Jon just called me from a bar in New Orleans – flaming drunk – to verify I won’t starve the cats and to remember to keep the blog updated while he and Paul are out of town.
What a wonderful opportunity to launch my new column, Muse-Sick which will highlight my favorite songs in no particular order. [readers vote: is this a lame title? If so, you better come up with a cooler suggestion that I can steal]
The first song I’d like to acknowledge is “Kiss” by Scout Niblett.
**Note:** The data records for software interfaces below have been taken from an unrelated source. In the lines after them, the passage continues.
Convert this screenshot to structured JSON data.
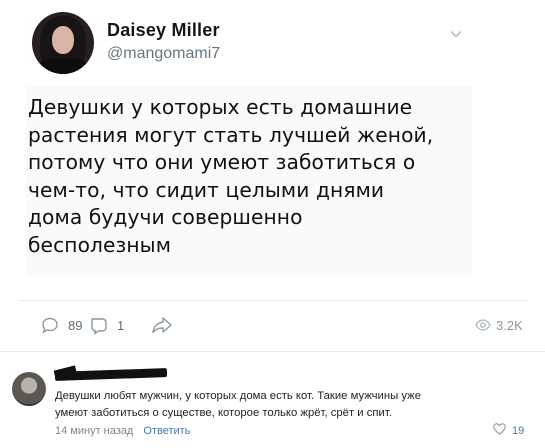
{
  "tweet": {
    "display_name": "Daisey Miller",
    "handle": "@mangomami7",
    "text_lines": [
      "Девушки у которых есть домашние",
      "растения могут стать лучшей женой,",
      "потому что они умеют заботиться о",
      "чем-то, что сидит целыми днями",
      "дома будучи совершенно",
      "бесполезным"
    ],
    "replies": "89",
    "retweets": "1",
    "views": "3.2K"
  },
  "comment": {
    "text_lines": [
      "Девушки любят мужчин, у которых дома есть кот. Такие мужчины уже",
      "умеют заботиться о существе, которое только жрёт, срёт и спит."
    ],
    "time": "14 минут назад",
    "reply_label": "Ответить",
    "likes": "19"
  },
  "icons": {
    "chevron": "chevron-down-icon",
    "reply": "reply-icon",
    "retweet": "retweet-icon",
    "share": "share-icon",
    "views": "eye-icon",
    "like": "heart-icon"
  },
  "colors": {
    "link": "#4a76a8",
    "muted": "#657786"
  }
}
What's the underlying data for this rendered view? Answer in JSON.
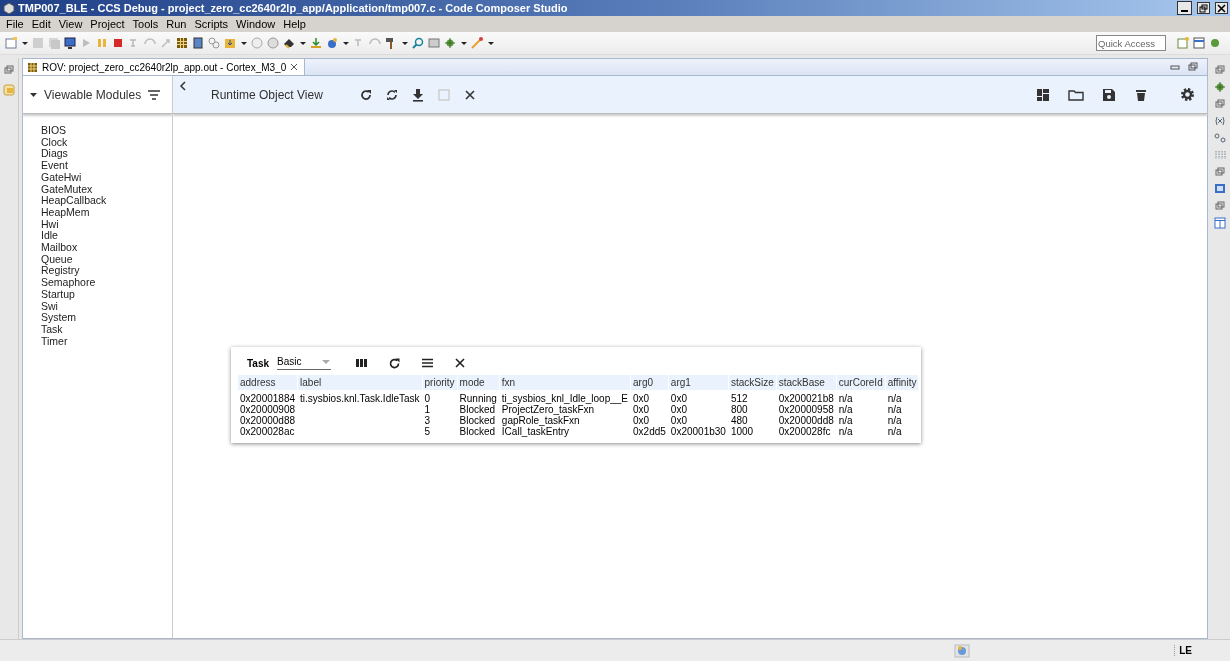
{
  "window": {
    "title": "TMP007_BLE - CCS Debug - project_zero_cc2640r2lp_app/Application/tmp007.c - Code Composer Studio"
  },
  "menu": [
    "File",
    "Edit",
    "View",
    "Project",
    "Tools",
    "Run",
    "Scripts",
    "Window",
    "Help"
  ],
  "quick_access": {
    "placeholder": "Quick Access"
  },
  "editor_tab": {
    "label": "ROV: project_zero_cc2640r2lp_app.out - Cortex_M3_0"
  },
  "rov": {
    "modules_header": "Viewable Modules",
    "title": "Runtime Object View",
    "modules": [
      "BIOS",
      "Clock",
      "Diags",
      "Event",
      "GateHwi",
      "GateMutex",
      "HeapCallback",
      "HeapMem",
      "Hwi",
      "Idle",
      "Mailbox",
      "Queue",
      "Registry",
      "Semaphore",
      "Startup",
      "Swi",
      "System",
      "Task",
      "Timer"
    ],
    "task_panel": {
      "title": "Task",
      "view_select": "Basic",
      "columns": [
        "address",
        "label",
        "priority",
        "mode",
        "fxn",
        "arg0",
        "arg1",
        "stackSize",
        "stackBase",
        "curCoreId",
        "affinity"
      ],
      "rows": [
        [
          "0x20001884",
          "ti.sysbios.knl.Task.IdleTask",
          "0",
          "Running",
          "ti_sysbios_knl_Idle_loop__E",
          "0x0",
          "0x0",
          "512",
          "0x200021b8",
          "n/a",
          "n/a"
        ],
        [
          "0x20000908",
          "",
          "1",
          "Blocked",
          "ProjectZero_taskFxn",
          "0x0",
          "0x0",
          "800",
          "0x20000958",
          "n/a",
          "n/a"
        ],
        [
          "0x20000d88",
          "",
          "3",
          "Blocked",
          "gapRole_taskFxn",
          "0x0",
          "0x0",
          "480",
          "0x20000dd8",
          "n/a",
          "n/a"
        ],
        [
          "0x200028ac",
          "",
          "5",
          "Blocked",
          "ICall_taskEntry",
          "0x2dd5",
          "0x20001b30",
          "1000",
          "0x200028fc",
          "n/a",
          "n/a"
        ]
      ]
    }
  },
  "status_bar": {
    "byte_order": "LE"
  }
}
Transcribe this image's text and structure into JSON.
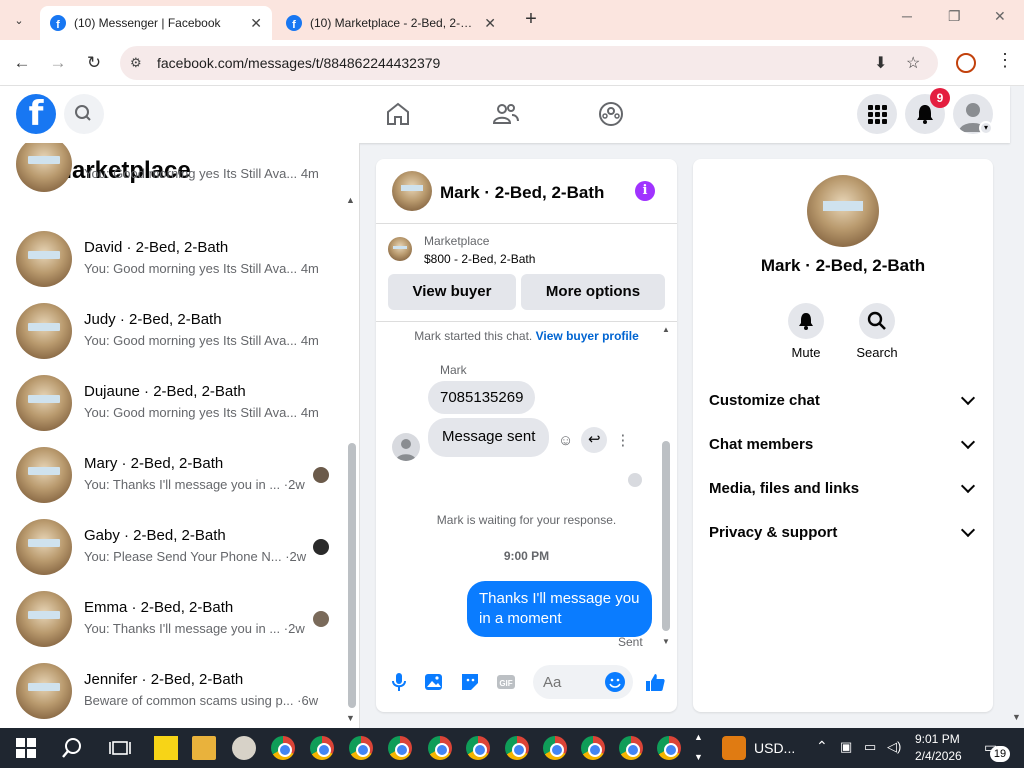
{
  "browser": {
    "tabs": [
      {
        "title": "(10) Messenger | Facebook",
        "active": true
      },
      {
        "title": "(10) Marketplace - 2-Bed, 2-Bat",
        "active": false
      }
    ],
    "new_tab": "+",
    "url": "facebook.com/messages/t/884862244432379"
  },
  "fb_header": {
    "notifications_count": "9"
  },
  "left": {
    "title": "Marketplace",
    "partial": {
      "preview": "You: Good morning yes Its Still Ava...",
      "time": "4m"
    },
    "conversations": [
      {
        "name": "David · 2-Bed, 2-Bath",
        "preview": "You: Good morning yes Its Still Ava...",
        "time": "4m"
      },
      {
        "name": "Judy · 2-Bed, 2-Bath",
        "preview": "You: Good morning yes Its Still Ava...",
        "time": "4m"
      },
      {
        "name": "Dujaune · 2-Bed, 2-Bath",
        "preview": "You: Good morning yes Its Still Ava...",
        "time": "4m"
      },
      {
        "name": "Mary · 2-Bed, 2-Bath",
        "preview": "You: Thanks I'll message you in ...",
        "time": "·2w"
      },
      {
        "name": "Gaby · 2-Bed, 2-Bath",
        "preview": "You: Please Send Your Phone N...",
        "time": "·2w"
      },
      {
        "name": "Emma · 2-Bed, 2-Bath",
        "preview": "You: Thanks I'll message you in ...",
        "time": "·2w"
      },
      {
        "name": "Jennifer · 2-Bed, 2-Bath",
        "preview": "Beware of common scams using p...",
        "time": "·6w"
      }
    ]
  },
  "chat": {
    "title": "Mark · 2-Bed, 2-Bath",
    "marketplace_label": "Marketplace",
    "listing": "$800 - 2-Bed, 2-Bath",
    "view_buyer": "View buyer",
    "more_options": "More options",
    "started_text": "Mark started this chat.",
    "view_buyer_profile": "View buyer profile",
    "sender": "Mark",
    "incoming": [
      "7085135269",
      "Message sent"
    ],
    "waiting": "Mark is waiting for your response.",
    "time": "9:00 PM",
    "outgoing": "Thanks I'll message you in a moment",
    "sent": "Sent",
    "composer_placeholder": "Aa"
  },
  "info": {
    "name": "Mark · 2-Bed, 2-Bath",
    "mute": "Mute",
    "search": "Search",
    "menu": [
      "Customize chat",
      "Chat members",
      "Media, files and links",
      "Privacy & support"
    ]
  },
  "taskbar": {
    "currency": "USD...",
    "time": "9:01 PM",
    "date": "2/4/2026",
    "notif_count": "19"
  },
  "colors": {
    "fb_blue": "#1877f2",
    "outgoing_bubble": "#0a7cff",
    "info_purple": "#a033ff",
    "badge_red": "#e41e3f"
  }
}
The heartfelt tune appears off of 2007’s This Fool Can Die Now and features guest vocal talent Bonnie “Prince” Billy.
LISTEN/WATCH SCOUT STUFF BREAD UNDERNEATH HER TOP LIP:
I have to admit, the first time I heard this song I wasn’t very impressed. I thought Mr. “Prince” was stealing Niblett’s thunder by singing half of the song. The somber guitar notation mimicked R.E.M’s “Everybody Hurts” meanwhile I was amused by Niblett’s crazy high pitched vocal range. It sort of made me think of the time I went on an elementary school field trip to the symphony and would awkwardly hold back socially inappropriate laughter while the high pitched instruments (think piccalo) had their solo. In Niblett’s case, I think I was jaded because this ballad was different from her sparse and heavy hitting previous album Kidnapped By Neptune which I had fallen in love with years ago. Upon my initial listen, I accused this song of over extending into the indie-pop realm, a dimension that had the capacity to suck the soul from the most primitive of artists (think The Greatest/Jukebox era Cat Power).
However, after going to see Niblett perform last spring my perspective changed after watching her sing “Kiss” solo. Stripped down from it’s flailing vocal harmonies and string orchestration the song was quite effective as Niblett squints her eyes, grits her teeth and begs you not to break her dreams. After hearing a barren rendition of the song I decided to revisit the decadent version found on This Fool Can Die Now. I decided I was the fool for writing it off without really listening to it. In fact, Niblett and Mr. “Prince” conduct wavering vocal harmonies brought reverent mist to my eyes as the song hit between 3:30-3:40 as I drive home alone in the rain hoping my own dreams wouldn’t be broken.